What is the nonsurgical treatment for a tear trough deformity of the lower eyelid?
To answer this question you have to understand what a tear trough deformity is.
In short, it’s when the skin and soft tissue are inherent to the orbital rim and you have fat herniation just above that at the same time that you have a descent of the cheek skin and soft tissue.
Essentially, you go two peaks and one valley. That valley is a tear trough and it can give you a pretty tired appearance to your eyes. The nonsurgical treatment of a tear tough is really a game of camouflage. It involves filling in the valley, so that the shadow that’s normally seen there can’t be seen anymore. The beauty of this is that it’s done in the office, there’s no anesthesia required, and the results are immediate, and there is zero downtime.

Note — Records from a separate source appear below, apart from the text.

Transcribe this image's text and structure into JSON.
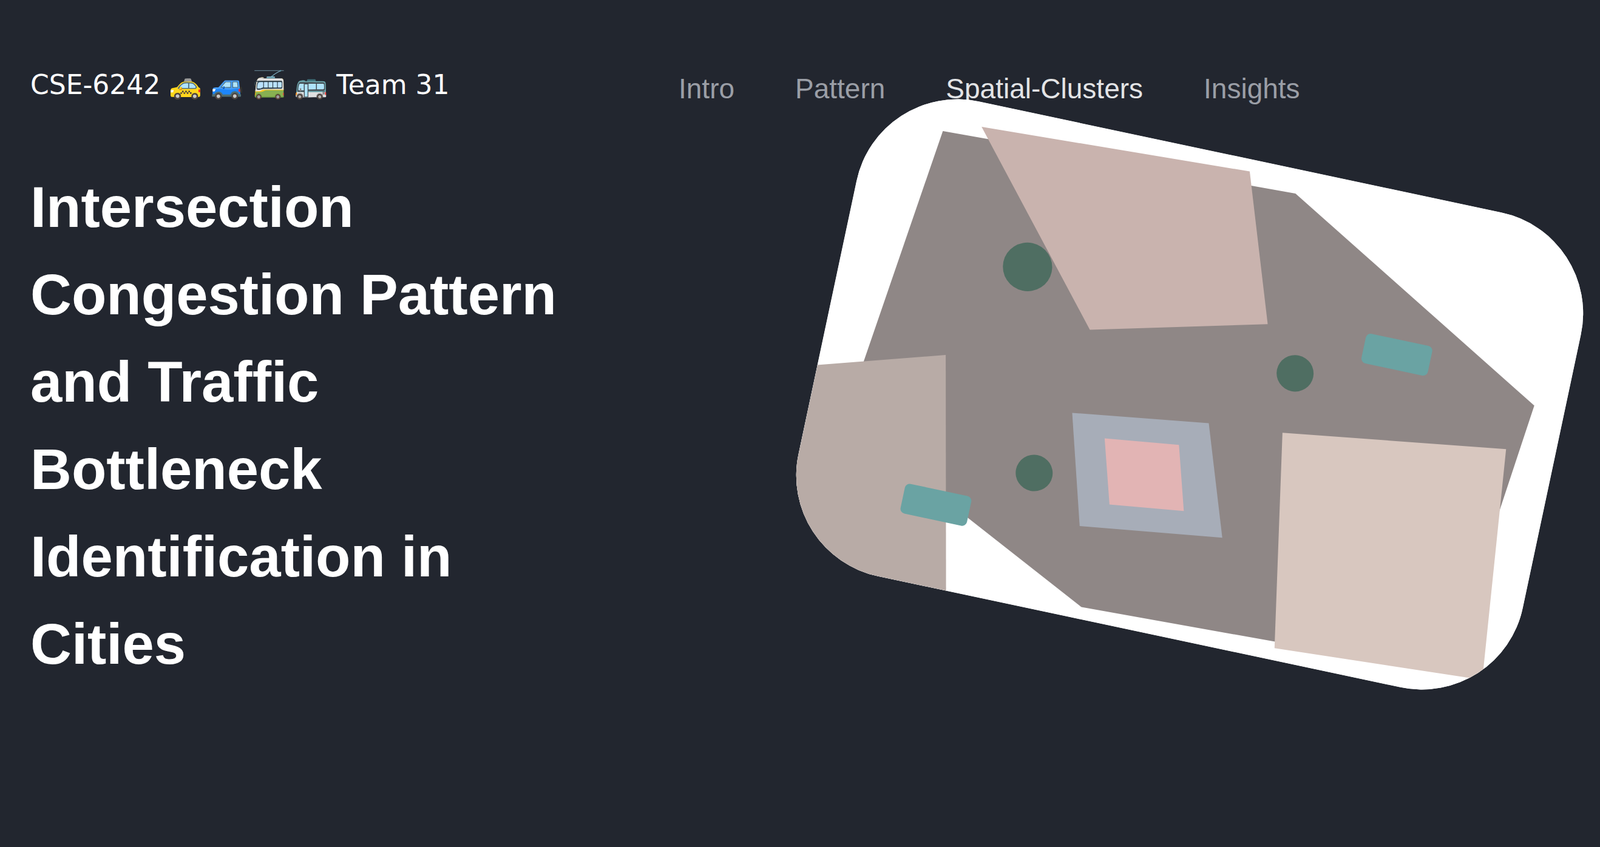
{
  "header": {
    "brand": "CSE-6242 🚕 🚙 🚎 🚌 Team 31"
  },
  "nav": [
    {
      "label": "Intro",
      "selected": false
    },
    {
      "label": "Pattern",
      "selected": false
    },
    {
      "label": "Spatial-Clusters",
      "selected": true
    },
    {
      "label": "Insights",
      "selected": false
    }
  ],
  "hero": {
    "title_lines": [
      "Intersection",
      "Congestion Pattern",
      "and Traffic",
      "Bottleneck",
      "Identification in",
      "Cities"
    ]
  }
}
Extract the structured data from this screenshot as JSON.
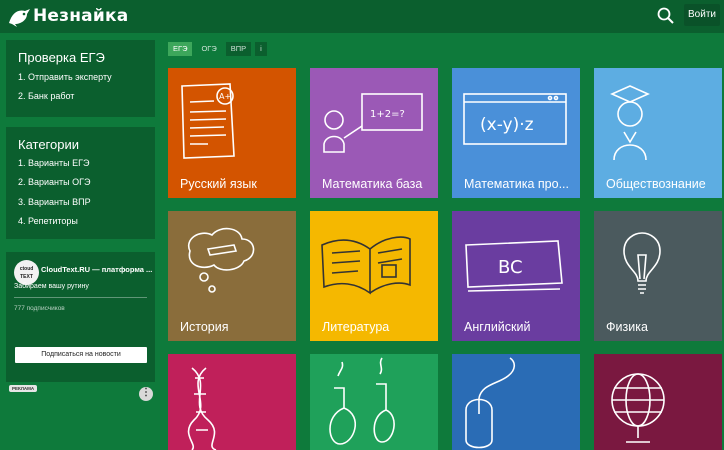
{
  "header": {
    "brand": "Незнайка",
    "login_label": "Войти"
  },
  "sidebar": {
    "ege_panel": {
      "title": "Проверка ЕГЭ",
      "items": [
        "1. Отправить эксперту",
        "2. Банк работ"
      ]
    },
    "categories_panel": {
      "title": "Категории",
      "items": [
        "1. Варианты ЕГЭ",
        "2. Варианты ОГЭ",
        "3. Варианты ВПР",
        "4. Репетиторы"
      ]
    },
    "ad": {
      "avatar_text": "ctoud TEXT",
      "name": "CloudText.RU — платформа ...",
      "tagline": "Забираем вашу рутину",
      "subscribers": "777 подписчиков",
      "subscribe_label": "Подписаться на новости",
      "ad_tag": "РЕКЛАМА",
      "more": "⋮"
    }
  },
  "exam_tabs": [
    {
      "label": "ЕГЭ",
      "active": true
    },
    {
      "label": "ОГЭ",
      "active": false
    },
    {
      "label": "ВПР",
      "active": false
    },
    {
      "label": "i",
      "active": false
    }
  ],
  "subjects": [
    {
      "label": "Русский язык",
      "color": "#d35400",
      "icon": "essay-icon"
    },
    {
      "label": "Математика база",
      "color": "#9b59b6",
      "icon": "teacher-board-icon"
    },
    {
      "label": "Математика про...",
      "color": "#4a90d9",
      "icon": "formula-window-icon"
    },
    {
      "label": "Обществознание",
      "color": "#5dade2",
      "icon": "graduate-icon"
    },
    {
      "label": "История",
      "color": "#8a6d3b",
      "icon": "thought-cloud-icon"
    },
    {
      "label": "Литература",
      "color": "#f5b800",
      "icon": "open-book-icon"
    },
    {
      "label": "Английский",
      "color": "#6a3da0",
      "icon": "abc-board-icon"
    },
    {
      "label": "Физика",
      "color": "#4b5a5e",
      "icon": "lightbulb-icon"
    },
    {
      "label": "",
      "color": "#c0205a",
      "icon": "dna-icon"
    },
    {
      "label": "",
      "color": "#1fa15a",
      "icon": "flasks-icon"
    },
    {
      "label": "",
      "color": "#2a6cb5",
      "icon": "mouse-icon"
    },
    {
      "label": "",
      "color": "#7a1840",
      "icon": "globe-icon"
    }
  ]
}
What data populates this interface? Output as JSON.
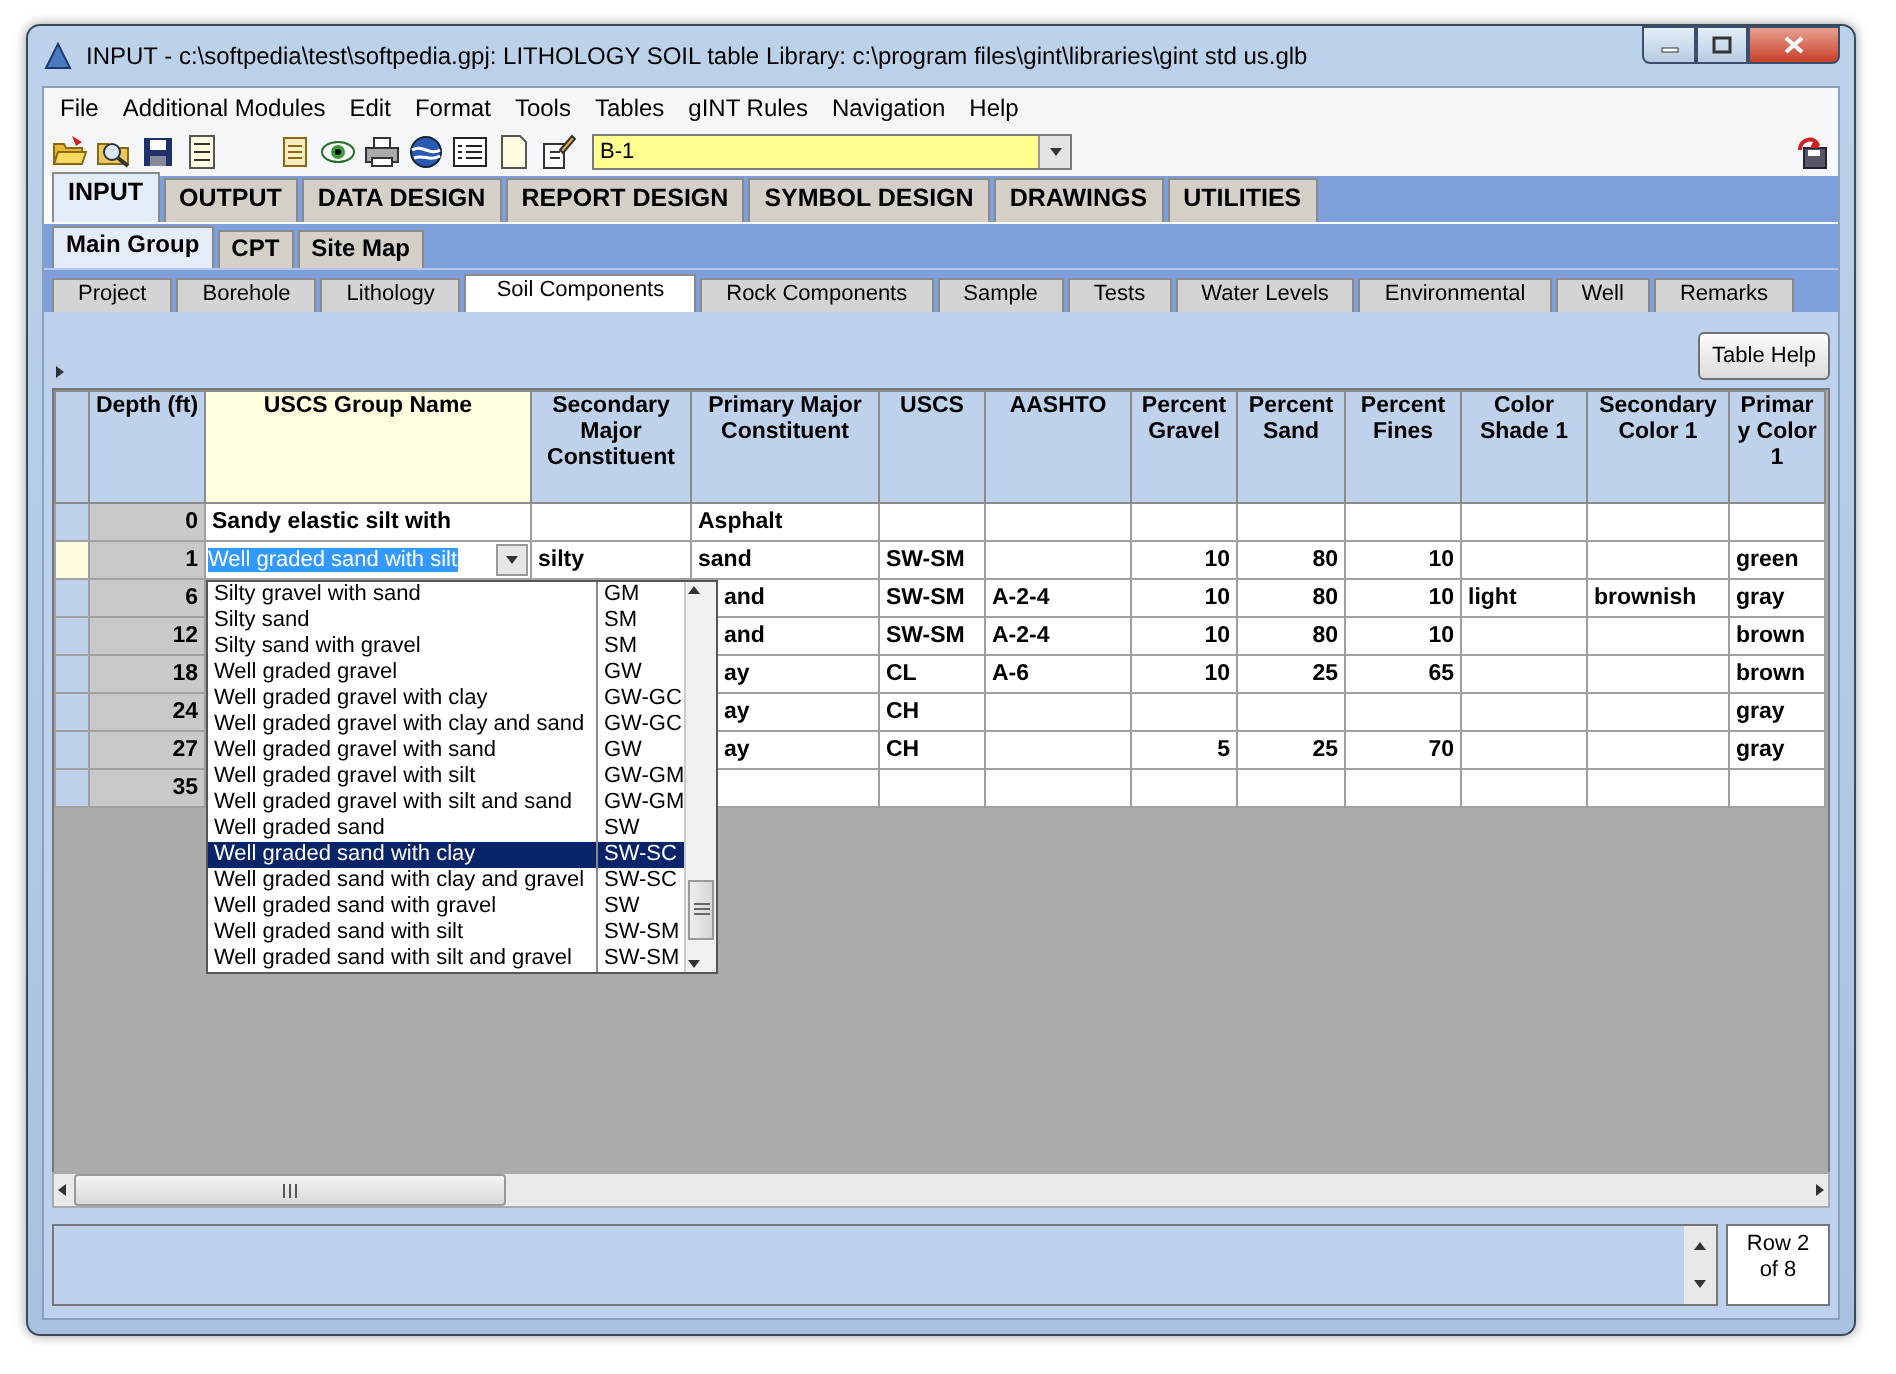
{
  "window": {
    "title": "INPUT -  c:\\softpedia\\test\\softpedia.gpj: LITHOLOGY SOIL table  Library: c:\\program files\\gint\\libraries\\gint std us.glb"
  },
  "menu": [
    "File",
    "Additional Modules",
    "Edit",
    "Format",
    "Tools",
    "Tables",
    "gINT Rules",
    "Navigation",
    "Help"
  ],
  "toolbar": {
    "record_select": {
      "value": "B-1"
    }
  },
  "main_tabs": [
    {
      "label": "INPUT",
      "selected": true
    },
    {
      "label": "OUTPUT",
      "selected": false
    },
    {
      "label": "DATA DESIGN",
      "selected": false
    },
    {
      "label": "REPORT DESIGN",
      "selected": false
    },
    {
      "label": "SYMBOL DESIGN",
      "selected": false
    },
    {
      "label": "DRAWINGS",
      "selected": false
    },
    {
      "label": "UTILITIES",
      "selected": false
    }
  ],
  "group_tabs": [
    {
      "label": "Main Group",
      "selected": true
    },
    {
      "label": "CPT",
      "selected": false
    },
    {
      "label": "Site Map",
      "selected": false
    }
  ],
  "table_tabs": [
    {
      "label": "Project",
      "selected": false
    },
    {
      "label": "Borehole",
      "selected": false
    },
    {
      "label": "Lithology",
      "selected": false
    },
    {
      "label": "Soil Components",
      "selected": true
    },
    {
      "label": "Rock Components",
      "selected": false
    },
    {
      "label": "Sample",
      "selected": false
    },
    {
      "label": "Tests",
      "selected": false
    },
    {
      "label": "Water Levels",
      "selected": false
    },
    {
      "label": "Environmental",
      "selected": false
    },
    {
      "label": "Well",
      "selected": false
    },
    {
      "label": "Remarks",
      "selected": false
    }
  ],
  "table_help_button": "Table Help",
  "table": {
    "columns": [
      {
        "label": "Depth (ft)",
        "selected": false
      },
      {
        "label": "USCS Group Name",
        "selected": true
      },
      {
        "label": "Secondary Major Constituent",
        "selected": false
      },
      {
        "label": "Primary Major Constituent",
        "selected": false
      },
      {
        "label": "USCS",
        "selected": false
      },
      {
        "label": "AASHTO",
        "selected": false
      },
      {
        "label": "Percent Gravel",
        "selected": false
      },
      {
        "label": "Percent Sand",
        "selected": false
      },
      {
        "label": "Percent Fines",
        "selected": false
      },
      {
        "label": "Color Shade 1",
        "selected": false
      },
      {
        "label": "Secondary Color 1",
        "selected": false
      },
      {
        "label": "Primar y Color 1",
        "selected": false
      }
    ],
    "rows": [
      {
        "selected": false,
        "cells": {
          "depth": "0",
          "uscs_group_name": "Sandy elastic silt with",
          "primary_major_constituent": "Asphalt"
        }
      },
      {
        "selected": true,
        "cells": {
          "depth": "1",
          "uscs_group_name": "Well graded sand with silt",
          "secondary_major_constituent": "silty",
          "primary_major_constituent": "sand",
          "uscs": "SW-SM",
          "percent_gravel": "10",
          "percent_sand": "80",
          "percent_fines": "10",
          "primary_color_1": "green"
        }
      },
      {
        "selected": false,
        "cells": {
          "depth": "6",
          "primary_major_constituent": "and",
          "uscs": "SW-SM",
          "aashto": "A-2-4",
          "percent_gravel": "10",
          "percent_sand": "80",
          "percent_fines": "10",
          "color_shade_1": "light",
          "secondary_color_1": "brownish",
          "primary_color_1": "gray"
        }
      },
      {
        "selected": false,
        "cells": {
          "depth": "12",
          "primary_major_constituent": "and",
          "uscs": "SW-SM",
          "aashto": "A-2-4",
          "percent_gravel": "10",
          "percent_sand": "80",
          "percent_fines": "10",
          "primary_color_1": "brown"
        }
      },
      {
        "selected": false,
        "cells": {
          "depth": "18",
          "primary_major_constituent": "ay",
          "uscs": "CL",
          "aashto": "A-6",
          "percent_gravel": "10",
          "percent_sand": "25",
          "percent_fines": "65",
          "primary_color_1": "brown"
        }
      },
      {
        "selected": false,
        "cells": {
          "depth": "24",
          "primary_major_constituent": "ay",
          "uscs": "CH",
          "primary_color_1": "gray"
        }
      },
      {
        "selected": false,
        "cells": {
          "depth": "27",
          "primary_major_constituent": "ay",
          "uscs": "CH",
          "percent_gravel": "5",
          "percent_sand": "25",
          "percent_fines": "70",
          "primary_color_1": "gray"
        }
      },
      {
        "selected": false,
        "cells": {
          "depth": "35"
        }
      }
    ]
  },
  "dropdown": {
    "items": [
      {
        "name": "Silty gravel with sand",
        "code": "GM",
        "selected": false
      },
      {
        "name": "Silty sand",
        "code": "SM",
        "selected": false
      },
      {
        "name": "Silty sand with gravel",
        "code": "SM",
        "selected": false
      },
      {
        "name": "Well graded gravel",
        "code": "GW",
        "selected": false
      },
      {
        "name": "Well graded gravel with clay",
        "code": "GW-GC",
        "selected": false
      },
      {
        "name": "Well graded gravel with clay and sand",
        "code": "GW-GC",
        "selected": false
      },
      {
        "name": "Well graded gravel with sand",
        "code": "GW",
        "selected": false
      },
      {
        "name": "Well graded gravel with silt",
        "code": "GW-GM",
        "selected": false
      },
      {
        "name": "Well graded gravel with silt and sand",
        "code": "GW-GM",
        "selected": false
      },
      {
        "name": "Well graded sand",
        "code": "SW",
        "selected": false
      },
      {
        "name": "Well graded sand with clay",
        "code": "SW-SC",
        "selected": true
      },
      {
        "name": "Well graded sand with clay and gravel",
        "code": "SW-SC",
        "selected": false
      },
      {
        "name": "Well graded sand with gravel",
        "code": "SW",
        "selected": false
      },
      {
        "name": "Well graded sand with silt",
        "code": "SW-SM",
        "selected": false
      },
      {
        "name": "Well graded sand with silt and gravel",
        "code": "SW-SM",
        "selected": false
      }
    ]
  },
  "status_bar": {
    "row_indicator": "Row 2 of 8"
  }
}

Most fillers are used to correct this deformity. The most popular fillers are from the two largest manufacturers, Allergan and Galderma. Now, it’s a particular type of each each filler, specifically designed to be thinner and more delicate for areas with thinner skin, like the eyelids and lips. For Allergan, they make a product called Juvederm Ultra XC. For Galderma, they make a product called Restylane Silk.
At some point in the future, new products might come out, names might change, but they’re all a form of hyaluronic acid, which is a connective tissue component that’s found in all of our tissues. Most often, a small amount of ice or another topical of numbing agent is applied to the lower eyelid. Then in the upright position, the filler’s injected into the tear trough and the upright position is pretty important because then you know exactly how much filler to be used and that’s it.
There might be some swelling that can last seven to ten days and there’s minimal bruising. Most patients get back to their normal life immediately. The only downside to this approach is that as opposed to surgical treatments of the tear trough deformity, this is only temporary and most fillers can last up to one year.
I hope this helps to answer some of your questions about tear troughs and how to fix them non-surgically, but if you have any other questions about tear trough deformities or eyelid surgery in general, shoot us some email an firstname.lastname@example.org or visit our website at drundavia.com.